-------- Information provided

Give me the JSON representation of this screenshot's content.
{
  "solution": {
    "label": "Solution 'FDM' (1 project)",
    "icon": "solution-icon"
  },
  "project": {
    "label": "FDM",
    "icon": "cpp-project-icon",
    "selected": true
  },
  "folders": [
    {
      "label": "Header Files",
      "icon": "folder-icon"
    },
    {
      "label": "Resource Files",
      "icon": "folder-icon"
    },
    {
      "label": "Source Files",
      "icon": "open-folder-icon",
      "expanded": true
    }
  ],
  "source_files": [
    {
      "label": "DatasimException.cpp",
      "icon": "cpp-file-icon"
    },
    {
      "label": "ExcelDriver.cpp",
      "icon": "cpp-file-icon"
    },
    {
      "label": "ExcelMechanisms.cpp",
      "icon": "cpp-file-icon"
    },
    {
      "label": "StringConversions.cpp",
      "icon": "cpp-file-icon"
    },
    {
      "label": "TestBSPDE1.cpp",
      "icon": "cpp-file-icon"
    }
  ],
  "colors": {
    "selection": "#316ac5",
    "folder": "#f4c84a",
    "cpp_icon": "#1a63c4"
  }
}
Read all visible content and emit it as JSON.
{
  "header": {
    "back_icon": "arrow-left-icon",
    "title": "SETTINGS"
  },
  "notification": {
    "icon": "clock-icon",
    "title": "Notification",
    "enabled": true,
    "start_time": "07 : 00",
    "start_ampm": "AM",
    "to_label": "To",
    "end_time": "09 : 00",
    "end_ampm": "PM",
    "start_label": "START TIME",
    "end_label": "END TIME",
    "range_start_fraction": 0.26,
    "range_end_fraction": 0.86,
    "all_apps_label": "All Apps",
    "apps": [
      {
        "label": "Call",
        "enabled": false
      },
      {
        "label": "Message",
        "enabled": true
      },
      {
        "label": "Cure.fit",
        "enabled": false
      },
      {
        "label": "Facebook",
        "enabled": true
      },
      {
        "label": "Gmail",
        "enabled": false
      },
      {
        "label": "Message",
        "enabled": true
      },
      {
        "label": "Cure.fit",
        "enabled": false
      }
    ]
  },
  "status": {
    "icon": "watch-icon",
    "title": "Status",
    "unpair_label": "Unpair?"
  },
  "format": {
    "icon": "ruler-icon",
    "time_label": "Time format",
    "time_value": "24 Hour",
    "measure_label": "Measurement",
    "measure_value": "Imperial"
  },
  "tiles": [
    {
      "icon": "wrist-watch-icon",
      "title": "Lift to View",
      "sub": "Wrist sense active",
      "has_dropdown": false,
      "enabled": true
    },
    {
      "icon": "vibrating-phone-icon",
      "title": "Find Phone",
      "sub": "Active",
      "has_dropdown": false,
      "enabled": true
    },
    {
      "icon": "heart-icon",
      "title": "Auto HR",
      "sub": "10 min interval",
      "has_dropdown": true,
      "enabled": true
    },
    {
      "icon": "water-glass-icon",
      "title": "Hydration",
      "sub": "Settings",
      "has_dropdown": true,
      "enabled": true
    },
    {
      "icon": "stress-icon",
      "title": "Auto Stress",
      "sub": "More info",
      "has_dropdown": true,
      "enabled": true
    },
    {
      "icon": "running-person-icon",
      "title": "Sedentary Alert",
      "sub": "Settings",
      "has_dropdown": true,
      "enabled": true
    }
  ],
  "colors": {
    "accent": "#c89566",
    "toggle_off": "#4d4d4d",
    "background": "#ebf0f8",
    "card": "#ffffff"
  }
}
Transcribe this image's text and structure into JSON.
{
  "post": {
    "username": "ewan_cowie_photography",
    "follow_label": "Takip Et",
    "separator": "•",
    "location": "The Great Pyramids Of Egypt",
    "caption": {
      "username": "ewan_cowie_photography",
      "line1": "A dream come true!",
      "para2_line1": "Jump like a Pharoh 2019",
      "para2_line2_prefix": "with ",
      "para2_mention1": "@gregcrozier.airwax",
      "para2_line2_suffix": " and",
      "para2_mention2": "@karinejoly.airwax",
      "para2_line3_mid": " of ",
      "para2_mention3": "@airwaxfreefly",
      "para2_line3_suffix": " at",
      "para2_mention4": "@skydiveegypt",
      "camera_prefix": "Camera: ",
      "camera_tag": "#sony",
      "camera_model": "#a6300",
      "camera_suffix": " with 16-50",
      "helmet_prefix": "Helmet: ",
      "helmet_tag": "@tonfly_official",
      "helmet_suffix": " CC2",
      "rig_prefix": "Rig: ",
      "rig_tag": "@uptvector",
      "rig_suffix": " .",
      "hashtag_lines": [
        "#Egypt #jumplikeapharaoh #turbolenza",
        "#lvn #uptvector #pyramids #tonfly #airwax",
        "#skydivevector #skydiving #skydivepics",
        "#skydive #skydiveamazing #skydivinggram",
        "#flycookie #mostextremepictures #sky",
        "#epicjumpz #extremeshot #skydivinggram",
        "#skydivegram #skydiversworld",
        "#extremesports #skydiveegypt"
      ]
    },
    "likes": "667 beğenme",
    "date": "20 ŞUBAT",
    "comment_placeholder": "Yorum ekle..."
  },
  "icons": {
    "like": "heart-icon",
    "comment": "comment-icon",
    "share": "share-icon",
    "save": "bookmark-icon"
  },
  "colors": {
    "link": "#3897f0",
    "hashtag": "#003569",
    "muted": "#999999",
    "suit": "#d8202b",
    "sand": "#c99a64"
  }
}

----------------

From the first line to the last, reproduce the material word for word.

Give me the JSON representation of this screenshot's content.
{
  "solution": {
    "label": "Solution 'FDM' (1 project)",
    "icon": "solution-icon"
  },
  "project": {
    "label": "FDM",
    "icon": "cpp-project-icon",
    "selected": true
  },
  "folders": [
    {
      "label": "Header Files",
      "icon": "folder-icon"
    },
    {
      "label": "Resource Files",
      "icon": "folder-icon"
    },
    {
      "label": "Source Files",
      "icon": "open-folder-icon",
      "expanded": true
    }
  ],
  "source_files": [
    {
      "label": "DatasimException.cpp",
      "icon": "cpp-file-icon"
    },
    {
      "label": "ExcelDriver.cpp",
      "icon": "cpp-file-icon"
    },
    {
      "label": "ExcelMechanisms.cpp",
      "icon": "cpp-file-icon"
    },
    {
      "label": "StringConversions.cpp",
      "icon": "cpp-file-icon"
    },
    {
      "label": "TestBSPDE1.cpp",
      "icon": "cpp-file-icon"
    }
  ],
  "colors": {
    "selection": "#316ac5",
    "folder": "#f4c84a",
    "cpp_icon": "#1a63c4"
  }
}
Read all visible content and emit it as JSON.
{
  "header": {
    "back_icon": "arrow-left-icon",
    "title": "SETTINGS"
  },
  "notification": {
    "icon": "clock-icon",
    "title": "Notification",
    "enabled": true,
    "start_time": "07 : 00",
    "start_ampm": "AM",
    "to_label": "To",
    "end_time": "09 : 00",
    "end_ampm": "PM",
    "start_label": "START TIME",
    "end_label": "END TIME",
    "range_start_fraction": 0.26,
    "range_end_fraction": 0.86,
    "all_apps_label": "All Apps",
    "apps": [
      {
        "label": "Call",
        "enabled": false
      },
      {
        "label": "Message",
        "enabled": true
      },
      {
        "label": "Cure.fit",
        "enabled": false
      },
      {
        "label": "Facebook",
        "enabled": true
      },
      {
        "label": "Gmail",
        "enabled": false
      },
      {
        "label": "Message",
        "enabled": true
      },
      {
        "label": "Cure.fit",
        "enabled": false
      }
    ]
  },
  "status": {
    "icon": "watch-icon",
    "title": "Status",
    "unpair_label": "Unpair?"
  },
  "format": {
    "icon": "ruler-icon",
    "time_label": "Time format",
    "time_value": "24 Hour",
    "measure_label": "Measurement",
    "measure_value": "Imperial"
  },
  "tiles": [
    {
      "icon": "wrist-watch-icon",
      "title": "Lift to View",
      "sub": "Wrist sense active",
      "has_dropdown": false,
      "enabled": true
    },
    {
      "icon": "vibrating-phone-icon",
      "title": "Find Phone",
      "sub": "Active",
      "has_dropdown": false,
      "enabled": true
    },
    {
      "icon": "heart-icon",
      "title": "Auto HR",
      "sub": "10 min interval",
      "has_dropdown": true,
      "enabled": true
    },
    {
      "icon": "water-glass-icon",
      "title": "Hydration",
      "sub": "Settings",
      "has_dropdown": true,
      "enabled": true
    },
    {
      "icon": "stress-icon",
      "title": "Auto Stress",
      "sub": "More info",
      "has_dropdown": true,
      "enabled": true
    },
    {
      "icon": "running-person-icon",
      "title": "Sedentary Alert",
      "sub": "Settings",
      "has_dropdown": true,
      "enabled": true
    }
  ],
  "colors": {
    "accent": "#c89566",
    "toggle_off": "#4d4d4d",
    "background": "#ebf0f8",
    "card": "#ffffff"
  }
}
Transcribe this image's text and structure into JSON.
{
  "post": {
    "username": "ewan_cowie_photography",
    "follow_label": "Takip Et",
    "separator": "•",
    "location": "The Great Pyramids Of Egypt",
    "caption": {
      "username": "ewan_cowie_photography",
      "line1": "A dream come true!",
      "para2_line1": "Jump like a Pharoh 2019",
      "para2_line2_prefix": "with ",
      "para2_mention1": "@gregcrozier.airwax",
      "para2_line2_suffix": " and",
      "para2_mention2": "@karinejoly.airwax",
      "para2_line3_mid": " of ",
      "para2_mention3": "@airwaxfreefly",
      "para2_line3_suffix": " at",
      "para2_mention4": "@skydiveegypt",
      "camera_prefix": "Camera: ",
      "camera_tag": "#sony",
      "camera_model": "#a6300",
      "camera_suffix": " with 16-50",
      "helmet_prefix": "Helmet: ",
      "helmet_tag": "@tonfly_official",
      "helmet_suffix": " CC2",
      "rig_prefix": "Rig: ",
      "rig_tag": "@uptvector",
      "rig_suffix": " .",
      "hashtag_lines": [
        "#Egypt #jumplikeapharaoh #turbolenza",
        "#lvn #uptvector #pyramids #tonfly #airwax",
        "#skydivevector #skydiving #skydivepics",
        "#skydive #skydiveamazing #skydivinggram",
        "#flycookie #mostextremepictures #sky",
        "#epicjumpz #extremeshot #skydivinggram",
        "#skydivegram #skydiversworld",
        "#extremesports #skydiveegypt"
      ]
    },
    "likes": "667 beğenme",
    "date": "20 ŞUBAT",
    "comment_placeholder": "Yorum ekle..."
  },
  "icons": {
    "like": "heart-icon",
    "comment": "comment-icon",
    "share": "share-icon",
    "save": "bookmark-icon"
  },
  "colors": {
    "link": "#3897f0",
    "hashtag": "#003569",
    "muted": "#999999",
    "suit": "#d8202b",
    "sand": "#c99a64"
  }
}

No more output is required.